Condo flipping made thousands of savvy investors healthy profits throughout this boom, while our skyline has been transformed and developers raked in huge amounts of money. Condos were unheard of until the late 1970s but their value to investors became apparent as they are significantly more profitable than building apartments and collecting rent long term.
For many, if not most Torontonians, condos are the only way
to get a roof over their heads. They are far more affordable and plentiful than
detached homes and townhouses. Condos aren’t simply a place to live in, they
are also fully financialized assets, similar to stocks, bonds, and tax saving
vehicles. Statistics Canada released data in early July of this year which
shows that almost 40% of Toronto condos are not owner occupied. This means they
are empty, rented out, or used a second property. For many international
investors, a condo in Toronto is a money laundering tool. A good lawyer can
help anyone with cash use loopholes to maneuver their way through and to buy a
condo despite not being a citizen or resident of the country.
This number is one of the reasons we have a housing crisis
in our city. So much housing construction is dedicated to building housing
units that in many cases aren’t being used by locals. Our housing supply
policies are being designed to cater to wealthy investors with tons of cash who
are completely disconnected from local culture, life, and history. Greed is
dominating our market and it’s leaving the region with a huge supply of
extremely expensive housing that few people enjoy and that is out of the reach
of many. While government measures have made some progress on reducing these
trends, at the end of the day there’s always a way for an investor to take
advantage of loopholes.
Bank of Canada Governor Stephen Poloz surprised no one when he announced that the Bank of Canada’s interest rate would remain unchanged at 1.75%.
As Tembo outlined in our past post, analysts were divided over whether the Bank would emulate U.S. policies and cut rates or maintain them where they are. But the Governor’s carefully analyzed speech was also littered with a number of poignant warnings:
“Canada’s economy will be
increasingly tested as trade conflicts and uncertainty persist. In considering
the appropriate path for monetary policy, the bank will be monitoring the
extent to which the global slowdown spreads beyond manufacturing and investment.”
In other words, we’re in for
ever more difficult times. This was an important warning. The Bank followed up
the warning by stating that global economic growth would slow this year to its
lowest levels since the 08-09 crisis. The Bank acknowledged that its
counterparts around the world have all eased interest rates but it is proud to
be standing firm on its decision. The Bank is giving itself wiggle room in case
the economy slows into a recession and the slowdown extends past the
manufacturing and investment elements of the economy.
It’s important to note that
Central Banks around the world are not only lowering rates but are intensifying
their market intervention by buying assets and extending additional forms of
credit to their member banks. In the United States, the repo frenzy Tembo
touched upon continues.

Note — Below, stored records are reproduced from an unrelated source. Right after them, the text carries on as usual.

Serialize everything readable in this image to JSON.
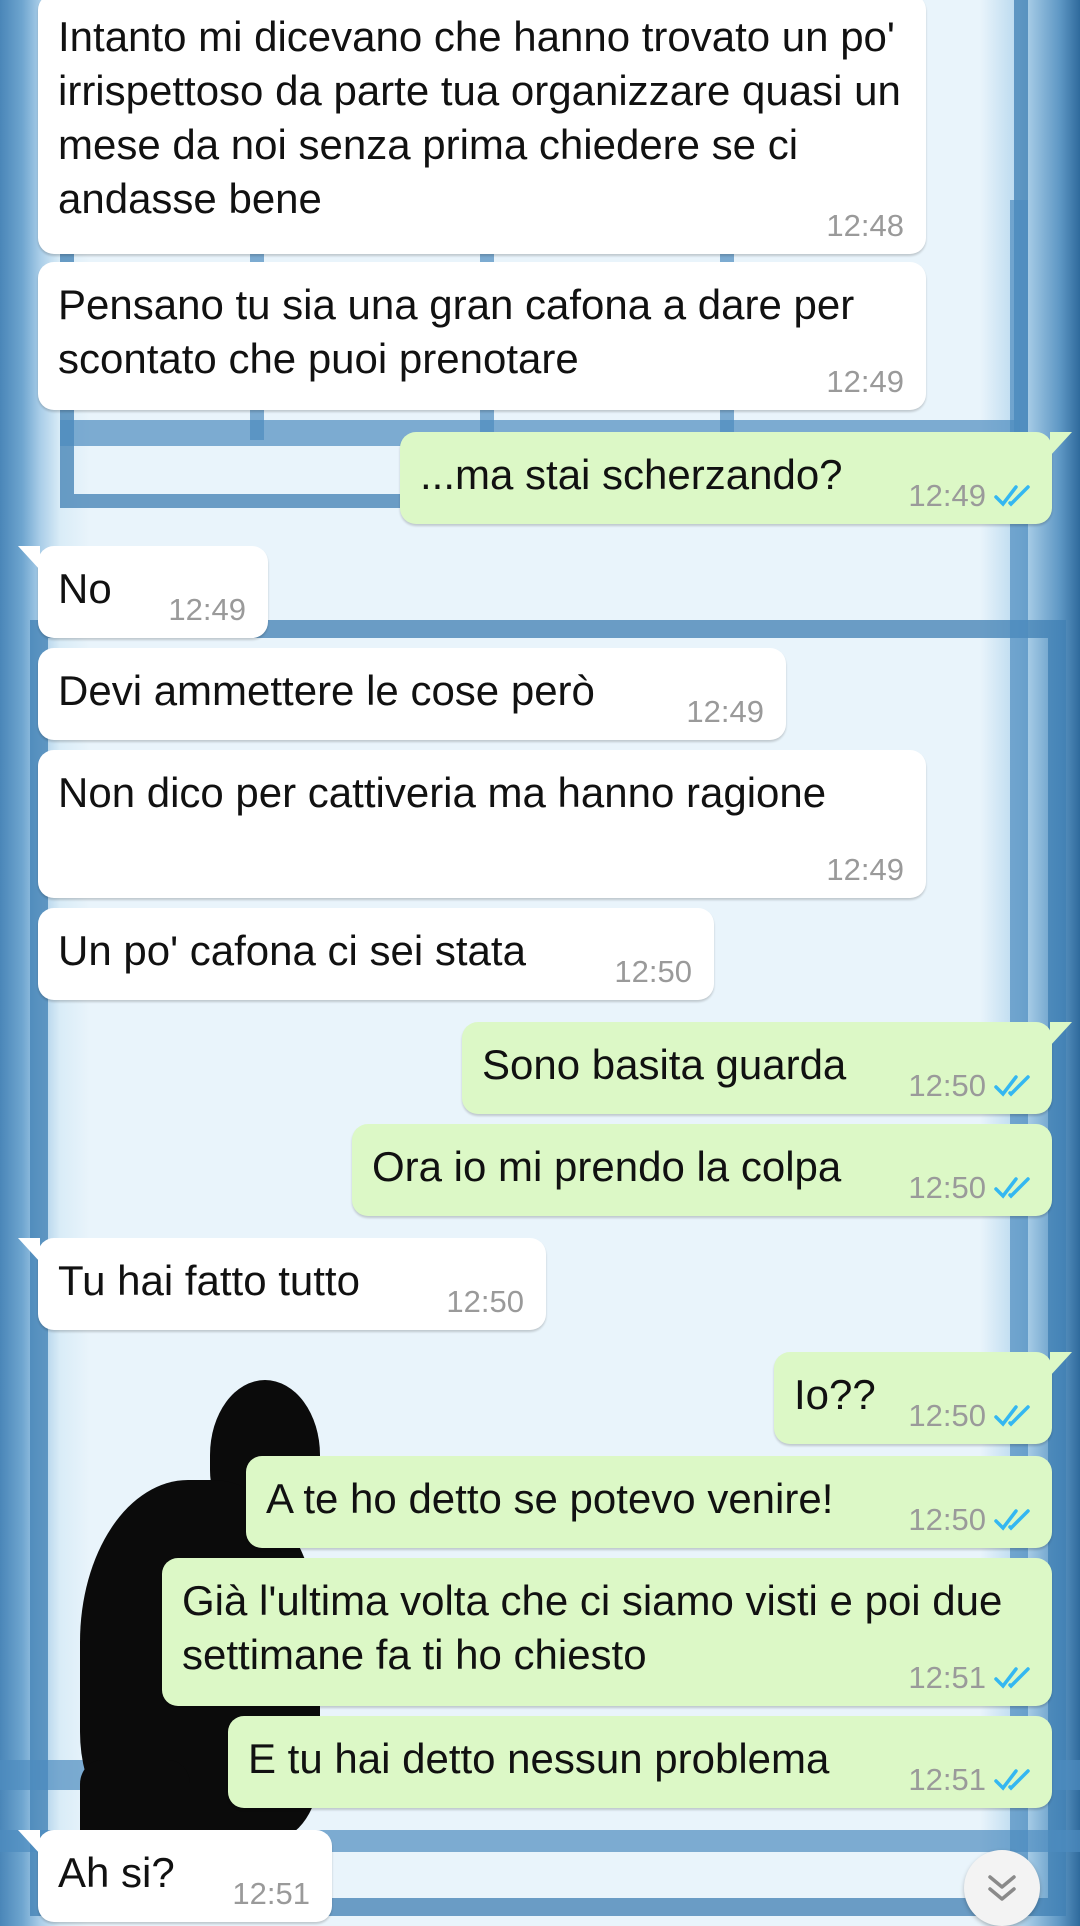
{
  "colors": {
    "incoming_bubble": "#ffffff",
    "outgoing_bubble": "#dcf8c6",
    "timestamp": "#9a9a9a",
    "read_ticks": "#34b7f1"
  },
  "icons": {
    "read_receipt": "double-check-icon",
    "scroll_down": "double-chevron-down-icon"
  },
  "messages": [
    {
      "direction": "in",
      "text": "Intanto mi dicevano che hanno trovato un po' irrispettoso da parte tua organizzare quasi un mese da noi senza prima chiedere se ci andasse bene",
      "time": "12:48"
    },
    {
      "direction": "in",
      "text": "Pensano tu sia una gran cafona a dare per scontato che puoi prenotare",
      "time": "12:49"
    },
    {
      "direction": "out",
      "text": "...ma stai scherzando?",
      "time": "12:49",
      "status": "read"
    },
    {
      "direction": "in",
      "text": "No",
      "time": "12:49"
    },
    {
      "direction": "in",
      "text": "Devi ammettere le cose però",
      "time": "12:49"
    },
    {
      "direction": "in",
      "text": "Non dico per cattiveria ma hanno ragione",
      "time": "12:49"
    },
    {
      "direction": "in",
      "text": "Un po' cafona ci sei stata",
      "time": "12:50"
    },
    {
      "direction": "out",
      "text": "Sono basita guarda",
      "time": "12:50",
      "status": "read"
    },
    {
      "direction": "out",
      "text": "Ora io mi prendo la colpa",
      "time": "12:50",
      "status": "read"
    },
    {
      "direction": "in",
      "text": "Tu hai fatto tutto",
      "time": "12:50"
    },
    {
      "direction": "out",
      "text": "Io??",
      "time": "12:50",
      "status": "read"
    },
    {
      "direction": "out",
      "text": "A te ho detto se potevo venire!",
      "time": "12:50",
      "status": "read"
    },
    {
      "direction": "out",
      "text": "Già l'ultima volta che ci siamo visti e poi due settimane fa ti ho chiesto",
      "time": "12:51",
      "status": "read"
    },
    {
      "direction": "out",
      "text": "E tu hai detto nessun problema",
      "time": "12:51",
      "status": "read"
    },
    {
      "direction": "in",
      "text": "Ah si?",
      "time": "12:51"
    }
  ]
}
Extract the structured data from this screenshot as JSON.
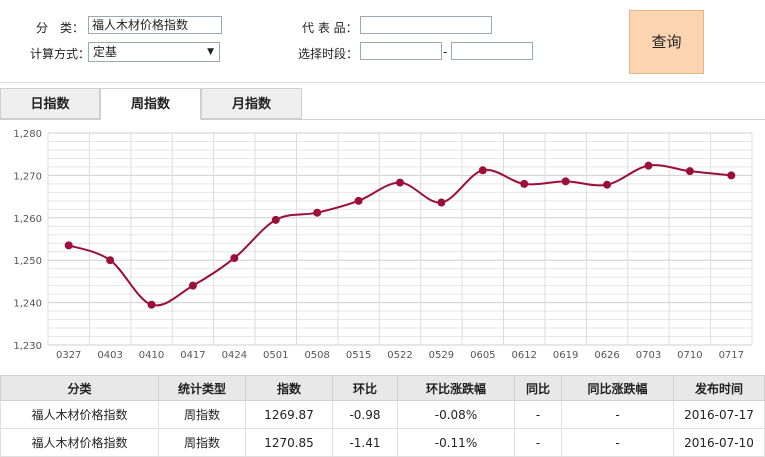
{
  "form": {
    "category_label": "分　类：",
    "category_value": "福人木材价格指数",
    "code_label": "代 表 品：",
    "code_value": "",
    "calc_label": "计算方式：",
    "calc_value": "定基",
    "period_label": "选择时段：",
    "period_from": "",
    "period_sep": "-",
    "period_to": "",
    "query_label": "查询"
  },
  "tabs": [
    {
      "label": "日指数",
      "active": false
    },
    {
      "label": "周指数",
      "active": true
    },
    {
      "label": "月指数",
      "active": false
    }
  ],
  "chart_data": {
    "type": "line",
    "categories": [
      "0327",
      "0403",
      "0410",
      "0417",
      "0424",
      "0501",
      "0508",
      "0515",
      "0522",
      "0529",
      "0605",
      "0612",
      "0619",
      "0626",
      "0703",
      "0710",
      "0717"
    ],
    "values": [
      1253.5,
      1250,
      1239.5,
      1244,
      1250.5,
      1259.5,
      1261.2,
      1264,
      1268.3,
      1263.6,
      1271.2,
      1268,
      1268.6,
      1267.8,
      1272.3,
      1271,
      1270
    ],
    "ylim": [
      1230,
      1280
    ],
    "yticks": [
      "1,230",
      "1,240",
      "1,250",
      "1,260",
      "1,270",
      "1,280"
    ],
    "grid": true,
    "line_color": "#9b0f3a"
  },
  "table": {
    "headers": [
      "分类",
      "统计类型",
      "指数",
      "环比",
      "环比涨跌幅",
      "同比",
      "同比涨跌幅",
      "发布时间"
    ],
    "rows": [
      [
        "福人木材价格指数",
        "周指数",
        "1269.87",
        "-0.98",
        "-0.08%",
        "-",
        "-",
        "2016-07-17"
      ],
      [
        "福人木材价格指数",
        "周指数",
        "1270.85",
        "-1.41",
        "-0.11%",
        "-",
        "-",
        "2016-07-10"
      ]
    ]
  }
}
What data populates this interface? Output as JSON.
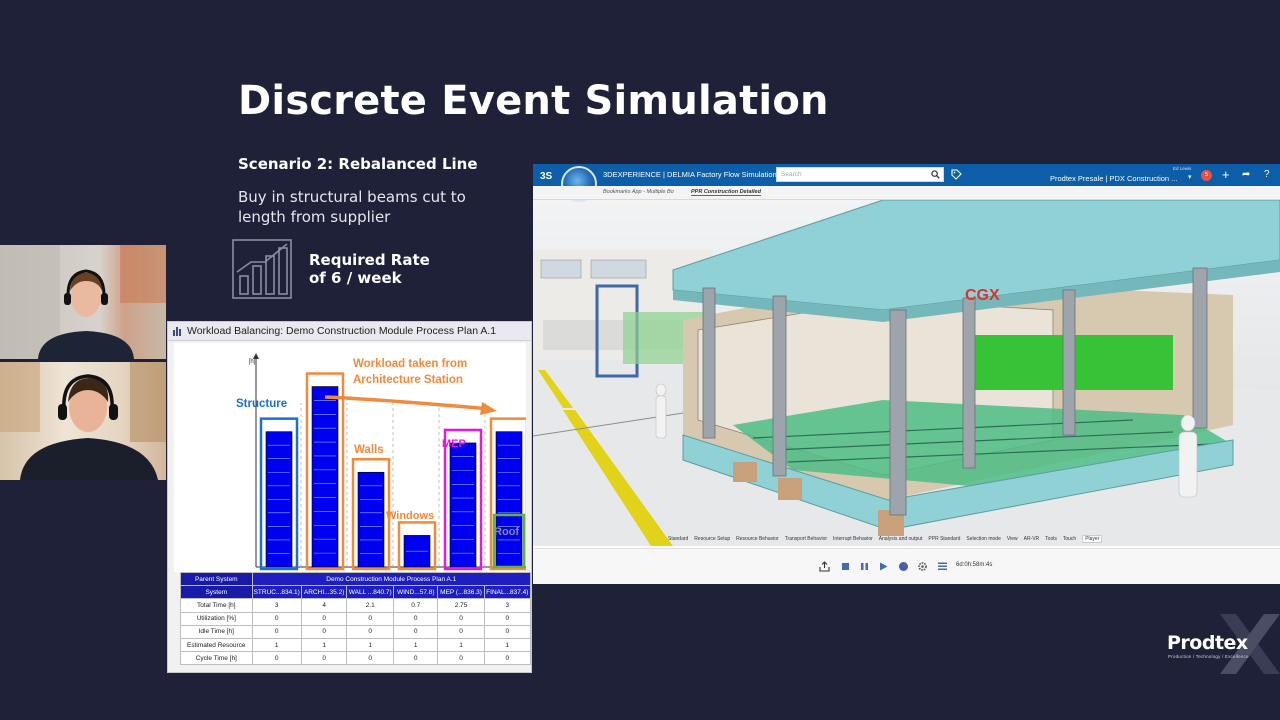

This signals that there is some leak in the
international financial system, some lack of liquidity that needs to be plugged
by cheap and rapidly accessible liquid capital. As we’ve noted before, a repo
is when the Fed sells a financial product (bond) to big banks only to
repurchase them shortly thereafter at a higher price, thus injecting the
difference directly into the financial system. This is particularly effective
in reducing short term interest rates in the money market.
Canada is in a stronger position than its international
counterparts, as our BOC is not stimulating the economy to similar extents, but
it is staying cautious and preparing for the worst.